Day 8: Washuzan Highland, New Reoma World, and a Speakeasy
Well, today was another two park day. And honestly turned out to be another surprise great day, even with rain coming down most of the day (only one of a couple days the whole trip with rain).Washuzan Highland:
After a short cab ride (we often had to take cabs once we hopped off the subway), we arrived. Before talking about the park...some notes about cabs in Japan: Generally, at the stations we needed them at, they were already lined up waiting for us in a very orderly fashion. Also, cabs are quite expensive (gas and cars are way pricier here). Just something to keep in mind. I believe I took a picture at some point for this report of the pricing that was on the back of the seat. But most taxi trips we took were 3000-5000 yen ($30-50) each way from the Subway. Something to factor in if you plan to visit. We split up into taxi groups of 3-4, which really helps to trim the cost.
Now, as far as Washuzan Highland goes..probably one of the least impressive of the parks we went to, but still had two great attractions we all enjoyed and the overall WTF feeling I had walking through the park makes this visit more than memorable. It is themed to Brazil (though I can't say how effectively). The park (as with most others) is built on a NOT flat plot of land. Tons of stairs everywhere and literally not a single guest in the entire park except for us. I'm sure the rain contributed, but from what someone told me on the trip, Japan doesn't really 'do' part-time employment. So the park stays open most of the year, even during the dead season to support the employees. They have 3 coasters in the park, though I'm not sure if the Jet Coaster or Ultra Twister are still operational at this point (they were both closed on our visit). The third is a Togo looper that has two trains (one stand-up and one backwards-facing). On busier days, they will run both at different times during the day. They were only operating the backwards train on our visit). The other noteworthy attraction is the sky-cycle, which as you will see is a harrowing, wobbly, insane, only-in-Japan kind of experience. Really, my two laps on this made the visit to the park worth it as it resulted in my second favorite picture of myself on the trip.
Story time. When I got off Star Jet, I heard some music coming from the bottom of the steps. I walked down to find a Samba group performing. There was a few instrumentalists and two dancers (from Brazil, I believe). They likely started performing before anyone from TPR (or anyone at all) was down there to watch/listen. The whole thing was bizarre to think about. If we hadn't been there, I truly got the impression that they would have still performed to no one. After the show (which was honestly really fun), the two instrumentalists hustled off stage and brought out an easel of sorts and started flipping through a history lesson on Brazil (presented in Japanese, naturally). They tried to get us to participate and had people attempt to pronounce certain words, and the whole thing was just amazing and bizarre. I truly felt horrible leaving before the show was over (but the entertainment was continuous throughout the day, it seemed). They didn't mind, though and were so grateful we were there. It warms my heart.New Reoma World
An Italian Theme Park.
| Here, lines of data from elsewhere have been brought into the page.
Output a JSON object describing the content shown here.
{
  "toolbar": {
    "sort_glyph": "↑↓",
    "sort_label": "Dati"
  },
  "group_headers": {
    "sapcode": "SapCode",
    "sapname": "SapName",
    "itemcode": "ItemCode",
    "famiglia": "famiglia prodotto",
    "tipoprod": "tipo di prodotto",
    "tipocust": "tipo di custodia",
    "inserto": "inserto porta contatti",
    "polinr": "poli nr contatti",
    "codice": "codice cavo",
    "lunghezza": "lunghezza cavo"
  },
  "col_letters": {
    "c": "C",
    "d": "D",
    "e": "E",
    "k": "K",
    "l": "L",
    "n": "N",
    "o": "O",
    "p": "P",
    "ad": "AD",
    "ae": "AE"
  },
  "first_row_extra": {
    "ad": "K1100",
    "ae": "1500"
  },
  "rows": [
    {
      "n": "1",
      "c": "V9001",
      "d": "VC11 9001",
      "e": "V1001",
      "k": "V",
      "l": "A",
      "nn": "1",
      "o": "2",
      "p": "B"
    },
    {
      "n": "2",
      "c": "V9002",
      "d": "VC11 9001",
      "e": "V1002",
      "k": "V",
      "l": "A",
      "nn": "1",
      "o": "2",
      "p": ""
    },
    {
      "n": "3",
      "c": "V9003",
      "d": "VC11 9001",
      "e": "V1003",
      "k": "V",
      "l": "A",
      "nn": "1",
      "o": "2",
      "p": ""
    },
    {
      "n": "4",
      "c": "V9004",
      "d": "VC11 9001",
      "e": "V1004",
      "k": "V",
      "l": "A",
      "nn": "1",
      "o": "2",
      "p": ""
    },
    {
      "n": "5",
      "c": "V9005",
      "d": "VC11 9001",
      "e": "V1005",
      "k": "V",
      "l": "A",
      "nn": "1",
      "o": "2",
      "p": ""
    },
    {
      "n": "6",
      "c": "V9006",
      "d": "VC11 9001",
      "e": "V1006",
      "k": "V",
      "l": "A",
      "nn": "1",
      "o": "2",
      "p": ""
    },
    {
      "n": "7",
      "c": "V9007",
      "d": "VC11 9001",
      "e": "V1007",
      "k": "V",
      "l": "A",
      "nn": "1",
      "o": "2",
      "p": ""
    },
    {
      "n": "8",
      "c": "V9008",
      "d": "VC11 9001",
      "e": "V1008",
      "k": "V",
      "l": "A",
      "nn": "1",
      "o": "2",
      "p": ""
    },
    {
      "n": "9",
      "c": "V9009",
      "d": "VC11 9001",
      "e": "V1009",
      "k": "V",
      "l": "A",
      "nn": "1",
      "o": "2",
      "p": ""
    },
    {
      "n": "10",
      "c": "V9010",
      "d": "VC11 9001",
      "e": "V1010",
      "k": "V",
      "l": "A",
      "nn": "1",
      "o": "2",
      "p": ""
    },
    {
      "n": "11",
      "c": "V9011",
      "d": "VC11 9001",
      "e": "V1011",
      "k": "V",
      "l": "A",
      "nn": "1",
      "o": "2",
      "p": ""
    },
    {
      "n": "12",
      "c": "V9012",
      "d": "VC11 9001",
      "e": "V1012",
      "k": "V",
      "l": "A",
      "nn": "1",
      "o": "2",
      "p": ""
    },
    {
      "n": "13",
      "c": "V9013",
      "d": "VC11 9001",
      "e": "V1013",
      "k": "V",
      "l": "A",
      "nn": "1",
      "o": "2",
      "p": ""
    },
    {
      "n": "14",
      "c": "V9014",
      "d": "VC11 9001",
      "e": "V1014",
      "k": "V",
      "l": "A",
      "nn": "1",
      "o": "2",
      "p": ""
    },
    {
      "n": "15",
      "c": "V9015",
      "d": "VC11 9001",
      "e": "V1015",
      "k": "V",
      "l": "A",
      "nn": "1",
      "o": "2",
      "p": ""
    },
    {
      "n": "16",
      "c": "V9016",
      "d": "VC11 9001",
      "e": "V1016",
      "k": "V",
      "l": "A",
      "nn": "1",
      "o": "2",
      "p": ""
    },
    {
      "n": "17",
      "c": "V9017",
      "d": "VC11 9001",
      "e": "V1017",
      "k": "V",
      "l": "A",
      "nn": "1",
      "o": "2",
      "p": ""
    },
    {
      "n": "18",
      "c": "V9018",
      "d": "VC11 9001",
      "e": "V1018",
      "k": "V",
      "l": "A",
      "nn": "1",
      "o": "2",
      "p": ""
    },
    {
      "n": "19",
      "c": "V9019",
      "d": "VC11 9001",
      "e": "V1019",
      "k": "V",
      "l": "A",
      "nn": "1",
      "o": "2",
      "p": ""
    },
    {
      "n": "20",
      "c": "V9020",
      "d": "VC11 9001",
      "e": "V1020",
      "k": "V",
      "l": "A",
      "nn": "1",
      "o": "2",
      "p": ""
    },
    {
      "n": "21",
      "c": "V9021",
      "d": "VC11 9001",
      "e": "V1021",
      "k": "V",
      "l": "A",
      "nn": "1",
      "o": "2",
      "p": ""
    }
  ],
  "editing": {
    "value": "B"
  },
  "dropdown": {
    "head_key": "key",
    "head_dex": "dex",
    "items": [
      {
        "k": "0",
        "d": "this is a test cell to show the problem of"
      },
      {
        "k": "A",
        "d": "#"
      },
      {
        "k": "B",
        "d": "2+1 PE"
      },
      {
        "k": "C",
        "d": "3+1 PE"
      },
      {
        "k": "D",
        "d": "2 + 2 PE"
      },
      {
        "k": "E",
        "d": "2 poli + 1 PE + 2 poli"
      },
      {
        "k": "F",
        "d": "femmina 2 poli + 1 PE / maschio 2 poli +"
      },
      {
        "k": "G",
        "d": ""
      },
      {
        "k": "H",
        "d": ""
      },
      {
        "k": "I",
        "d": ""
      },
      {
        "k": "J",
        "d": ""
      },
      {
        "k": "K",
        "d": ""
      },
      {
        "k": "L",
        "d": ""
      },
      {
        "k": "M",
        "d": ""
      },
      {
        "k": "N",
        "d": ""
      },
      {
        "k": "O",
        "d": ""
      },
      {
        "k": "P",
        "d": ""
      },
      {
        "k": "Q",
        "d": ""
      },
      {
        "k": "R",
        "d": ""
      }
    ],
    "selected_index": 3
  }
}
This place had loads of charm, a really kind of surprisingly good haunted walk-through, one of my favorite dark rides of the trip, some fun coasters (including a forceful mine train coaster, and a Space Mountain Knockoff), and really friendly staff (as would be a theme). I really enjoyed it here and was easily able to fill the time we had in the park with stuff. It is definitely out of the way, but it is a fun little park.
Upon approaching this smaller door, we were greeted by this sign. We walked in and the bar itself was really small. There were maybe 8 seats at the bar and a few tables, with a narrow walkway in the middle. If there were no seats, the bartender told new guests they would have to wait outside or move along. We took a seat and were told he did not have a cocktail menu (he apologized). He informed us that we would tell him what kind of flavors we liked and that he would make us a drink accordingly. I told him for my first drink that I wanted something sweet and also bitter. I think he asked me for my spirit of choice and gave me a few general flavor options. What came out was a glorious, glorious cocktail that I'll remember to this day. We hung around for a while and then ordered a second round. This time, I wanted something that had a 'tea-like' flavor to it (they had no tea). He worked some magic and out came another very different, very tasty drink. I tried everyone else's drink in my group and loved them, as well. The place was incredibly fascinating. The bartender spoke great English, aimed to please and even took a small swig of each drink in the shaker glass before serving (for science)! One time, he did that and actually did modify the drink. It seems like every cocktail is an adventure for him, making something a bit different to suit the taste of the guest. Cocktails ran 1400 yen (no tip), which I felt very fair for Osaka, given the experience we had. I can honestly put this experience in the top 5 for the trip, easily.
- Please read this. It will bring you joy. And with that, I'll leave you for now!
Last edited by Taylor Finn
on Tue Feb 26, 2019 6:18 pm.